“At the beginning of my leadership career, I was often the first and only Asian woman in the room, dominated by people who didn’t look like me. I often felt the need to assimilate into something that wasn’t 100% me. Over time, I’ve seen API representation grow in tech which gives me hope — but there is still much work to be done, and each of us plays an important role. I personally feel a deep sense of responsibility to women, to the API community, and to all underrepresented groups. Every day I commit to putting my energy and focus into identifying and developing our next generation of leaders and game changers, to help them recognize that being who you are, is always your greatest Superpower.”

Kimberlee Chang Mendes, VP of Product at Nike
I'm proud to see the diversity we collectively accomplished today in the product management workforce across all tech companies

I’m delighted to be a part of the API Community, and especially listed alongside other strong product leaders. Looking back in my career to date, it hasn’t been easy partly because of my asian cultural background and me as an immigrant. I’m proud to see the diversity we collectively accomplished today in the product management workforce across all tech companies, and we’re all responsible for encouraging and enabling more of it in the future. 

Johnny Chang, Product Lead at Lyft
I am proud every day to represent and champion continued diversity in tech.

“I am proud every day to represent and champion continued diversity in tech. We need to be courageous, drive awareness, unite, and support each other to overcome stereotypes.”

Diana Chen, Head of Product at Amazon

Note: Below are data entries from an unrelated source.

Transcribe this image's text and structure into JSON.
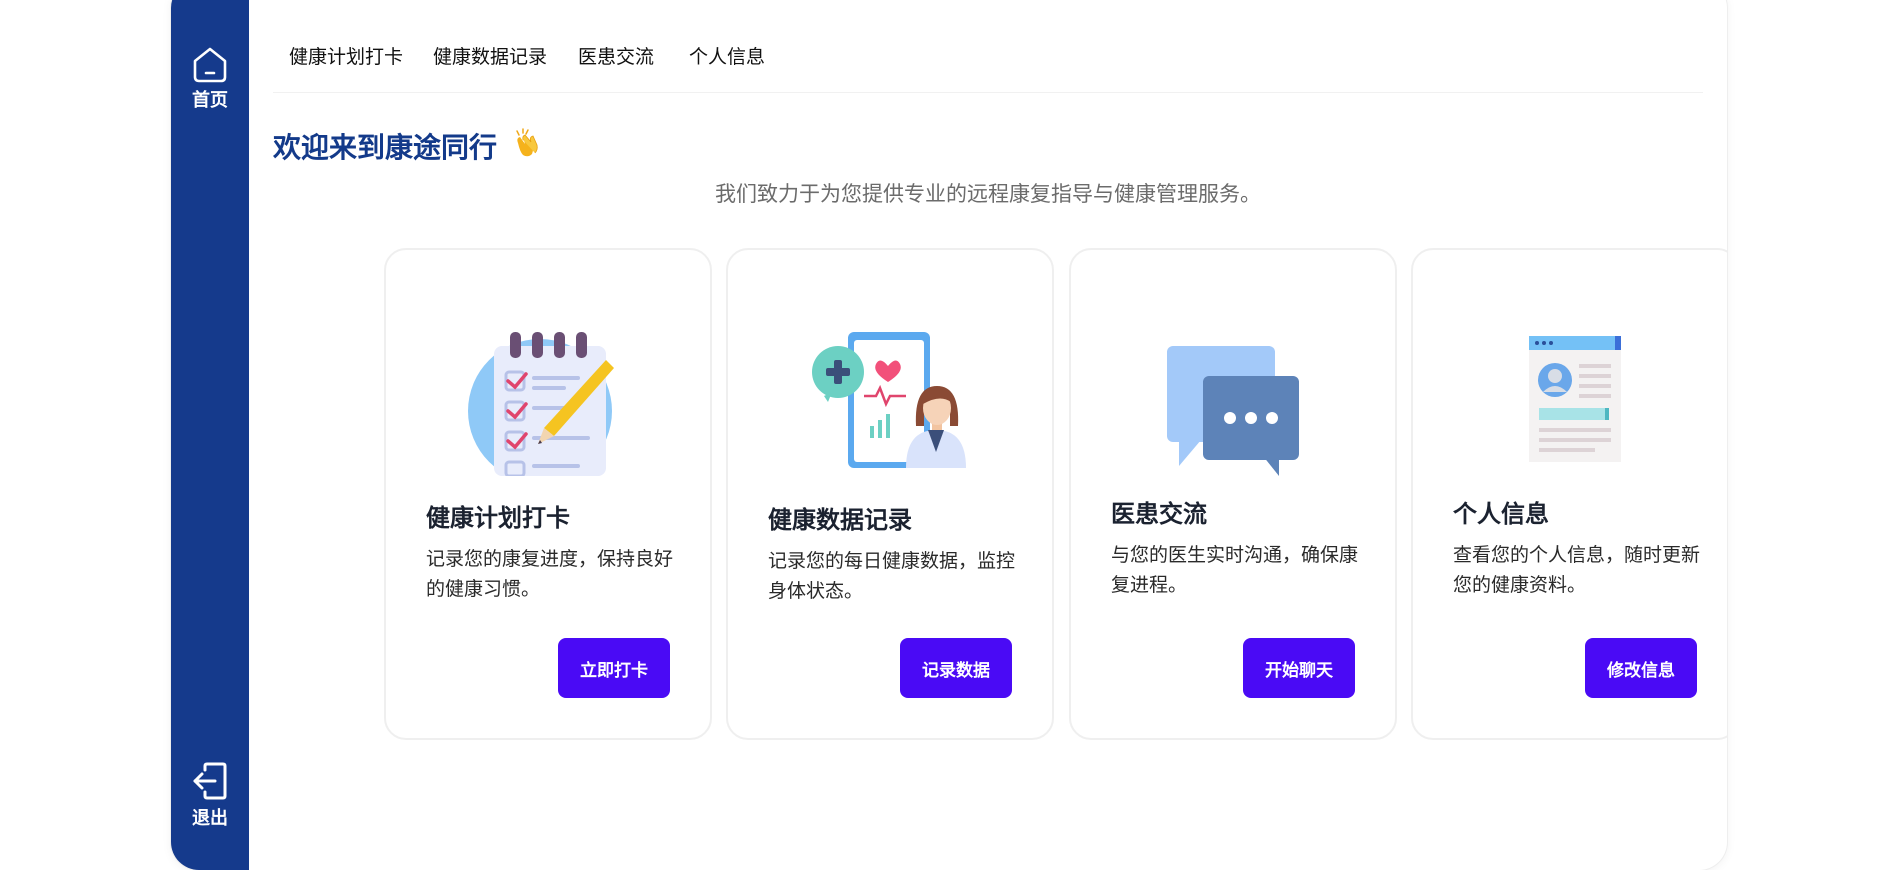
{
  "sidebar": {
    "home_label": "首页",
    "exit_label": "退出"
  },
  "nav": {
    "items": [
      "健康计划打卡",
      "健康数据记录",
      "医患交流",
      "个人信息"
    ]
  },
  "welcome": {
    "title": "欢迎来到康途同行",
    "emoji": "👏",
    "subtitle": "我们致力于为您提供专业的远程康复指导与健康管理服务。"
  },
  "cards": [
    {
      "title": "健康计划打卡",
      "desc": "记录您的康复进度，保持良好的健康习惯。",
      "button": "立即打卡",
      "icon": "checklist-icon"
    },
    {
      "title": "健康数据记录",
      "desc": "记录您的每日健康数据，监控身体状态。",
      "button": "记录数据",
      "icon": "doctor-health-data-icon"
    },
    {
      "title": "医患交流",
      "desc": "与您的医生实时沟通，确保康复进程。",
      "button": "开始聊天",
      "icon": "chat-bubbles-icon"
    },
    {
      "title": "个人信息",
      "desc": "查看您的个人信息，随时更新您的健康资料。",
      "button": "修改信息",
      "icon": "profile-document-icon"
    }
  ],
  "colors": {
    "sidebar": "#153a8c",
    "title": "#133a8a",
    "button": "#4a0af5"
  }
}
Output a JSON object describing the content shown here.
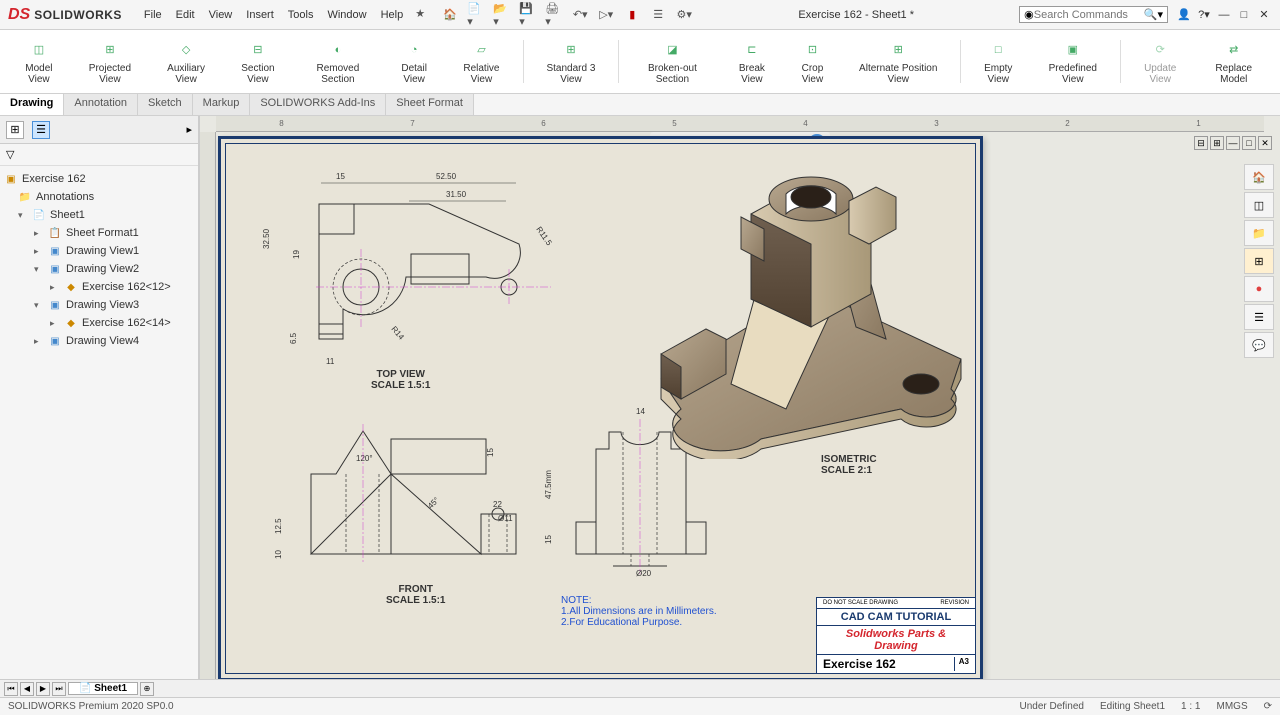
{
  "app": {
    "name": "SOLIDWORKS"
  },
  "menu": [
    "File",
    "Edit",
    "View",
    "Insert",
    "Tools",
    "Window",
    "Help"
  ],
  "doc_title": "Exercise 162 - Sheet1 *",
  "search_placeholder": "Search Commands",
  "ribbon": {
    "buttons": [
      {
        "label": "Model View"
      },
      {
        "label": "Projected View"
      },
      {
        "label": "Auxiliary View"
      },
      {
        "label": "Section View"
      },
      {
        "label": "Removed Section"
      },
      {
        "label": "Detail View"
      },
      {
        "label": "Relative View"
      },
      {
        "label": "Standard 3 View"
      },
      {
        "label": "Broken-out Section"
      },
      {
        "label": "Break View"
      },
      {
        "label": "Crop View"
      },
      {
        "label": "Alternate Position View"
      },
      {
        "label": "Empty View"
      },
      {
        "label": "Predefined View"
      },
      {
        "label": "Update View"
      },
      {
        "label": "Replace Model"
      }
    ]
  },
  "tabs": [
    "Drawing",
    "Annotation",
    "Sketch",
    "Markup",
    "SOLIDWORKS Add-Ins",
    "Sheet Format"
  ],
  "tree": {
    "root": "Exercise 162",
    "items": [
      {
        "label": "Annotations",
        "level": 1,
        "icon": "folder"
      },
      {
        "label": "Sheet1",
        "level": 1,
        "icon": "folder",
        "expand": "▾"
      },
      {
        "label": "Sheet Format1",
        "level": 2,
        "icon": "folder",
        "expand": "▸"
      },
      {
        "label": "Drawing View1",
        "level": 2,
        "icon": "view",
        "expand": "▸"
      },
      {
        "label": "Drawing View2",
        "level": 2,
        "icon": "view",
        "expand": "▾"
      },
      {
        "label": "Exercise 162<12>",
        "level": 3,
        "icon": "part",
        "expand": "▸"
      },
      {
        "label": "Drawing View3",
        "level": 2,
        "icon": "view",
        "expand": "▾"
      },
      {
        "label": "Exercise 162<14>",
        "level": 3,
        "icon": "part",
        "expand": "▸"
      },
      {
        "label": "Drawing View4",
        "level": 2,
        "icon": "view",
        "expand": "▸"
      }
    ]
  },
  "ruler_marks": [
    "8",
    "7",
    "6",
    "5",
    "4",
    "3",
    "2",
    "1"
  ],
  "views": {
    "top": {
      "title": "TOP VIEW",
      "scale": "SCALE 1.5:1"
    },
    "front": {
      "title": "FRONT",
      "scale": "SCALE 1.5:1"
    },
    "iso": {
      "title": "ISOMETRIC",
      "scale": "SCALE 2:1"
    }
  },
  "dimensions": {
    "top_15": "15",
    "top_52_5": "52.50",
    "top_31_5": "31.50",
    "top_32_5": "32.50",
    "top_19": "19",
    "top_11": "11",
    "top_6_5": "6.5",
    "top_r11_5": "R11.5",
    "top_r14": "R14",
    "front_120": "120°",
    "front_45": "45°",
    "front_12_5": "12.5",
    "front_10": "10",
    "front_15": "15",
    "front_22": "22",
    "front_d11": "Ø11",
    "right_14": "14",
    "right_47_5": "47.5mm",
    "right_15": "15",
    "right_d20": "Ø20"
  },
  "notes": {
    "header": "NOTE:",
    "line1": "1.All Dimensions are in Millimeters.",
    "line2": "2.For Educational Purpose."
  },
  "title_block": {
    "header": "CAD CAM TUTORIAL",
    "subtitle": "Solidworks Parts & Drawing",
    "exercise": "Exercise 162",
    "size": "A3"
  },
  "sheet_tab": "Sheet1",
  "status": {
    "left": "SOLIDWORKS Premium 2020 SP0.0",
    "state": "Under Defined",
    "editing": "Editing Sheet1",
    "scale": "1 : 1",
    "units": "MMGS"
  }
}
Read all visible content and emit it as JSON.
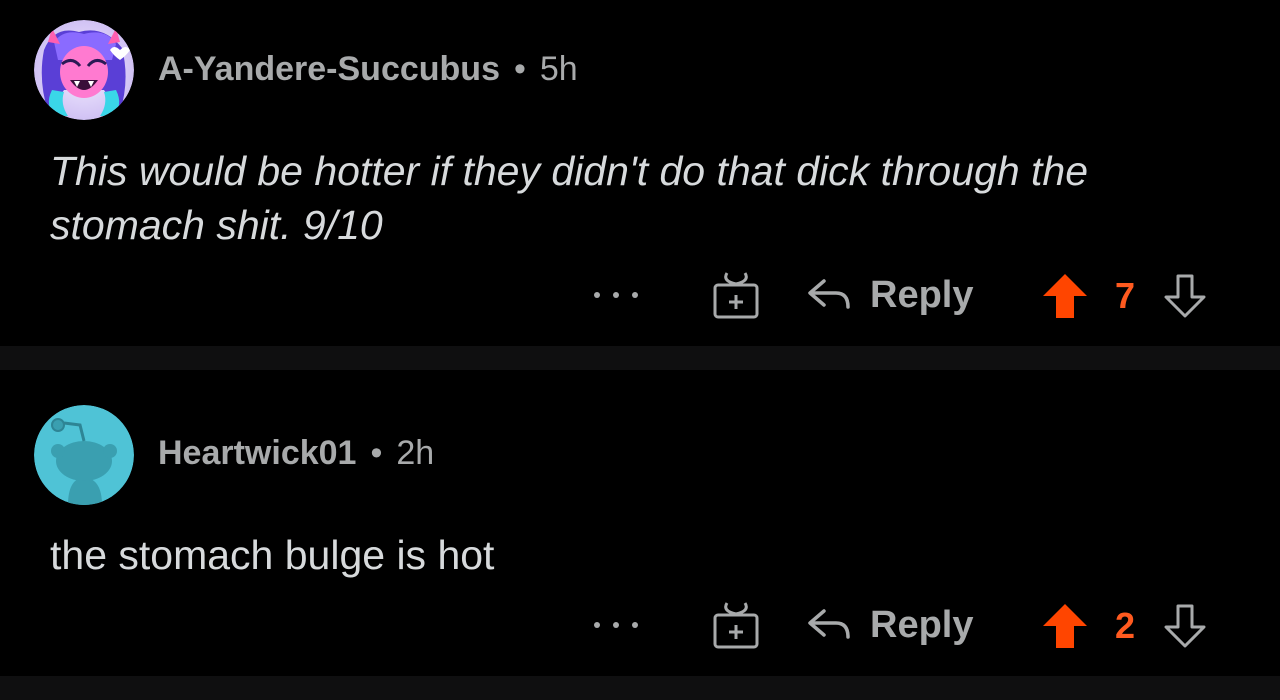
{
  "colors": {
    "background": "#000000",
    "divider": "#0f0f10",
    "text_primary": "#d7dadc",
    "text_muted": "#a8aaab",
    "upvote_active": "#ff4500",
    "score_active": "#ff5a1f",
    "avatar2_bg": "#4fc3d6"
  },
  "comments": [
    {
      "username": "A-Yandere-Succubus",
      "separator": "•",
      "time": "5h",
      "body": "This would be hotter if they didn't do that dick through the stomach shit. 9/10",
      "avatar_icon": "anime-character-avatar-icon",
      "actions": {
        "more_icon": "more-options-icon",
        "award_icon": "gift-award-icon",
        "reply_icon": "reply-arrow-icon",
        "reply_label": "Reply",
        "upvote_icon": "upvote-arrow-icon",
        "upvoted": true,
        "score": "7",
        "downvote_icon": "downvote-arrow-icon"
      }
    },
    {
      "username": "Heartwick01",
      "separator": "•",
      "time": "2h",
      "body": "the stomach bulge is hot",
      "avatar_icon": "default-snoo-avatar-icon",
      "actions": {
        "more_icon": "more-options-icon",
        "award_icon": "gift-award-icon",
        "reply_icon": "reply-arrow-icon",
        "reply_label": "Reply",
        "upvote_icon": "upvote-arrow-icon",
        "upvoted": true,
        "score": "2",
        "downvote_icon": "downvote-arrow-icon"
      }
    }
  ]
}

Product School Stands With Our API Community

Product School absolutely stands with our API community members, especially in the wake of recent violence. The product world is a wonderful place to be, and we fully believe it’s a place for everyone.

No community is perfect, but we’re proud of ours for being a safe space for any and all. We have a zero-tolerance policy for discrimination of any kind, and we count ourselves incredibly lucky that we very, very rarely have to enforce this policy.

The team at Product School are multinational and multilingual, and we’ve partnered with companies, instructors, and product leaders across the world. There’s no space for hate here.

While all the issues we’ve raised here are serious, and deserve to be talked about, we have so much hope for the future and so much faith in the product management community. What we see every day is a welcoming space that’s inclusive of everyone no matter where they’re from or how they identify.

There has never been a better time to build digital products. And if we dedicate more of our attention and energies to making all tech spaces more inclusive and diverse, that’ll be ever more true next year. And the next. All the way into a brighter future for all.

Check out our 2021 API Product Leaders, and help us to celebrate their incredible contributions and achievements.

Further Reading and Resources

Stand With Asian Americans

End Anti-Asian Racism in Tech by Tech Equity Collaborative

Asian Americans in tech say they face ‘a unique flavor of oppression’ by Protocol

Silicon Valley’s Forgotten Minority by The New Republic

Enjoyed the article? You may like this too: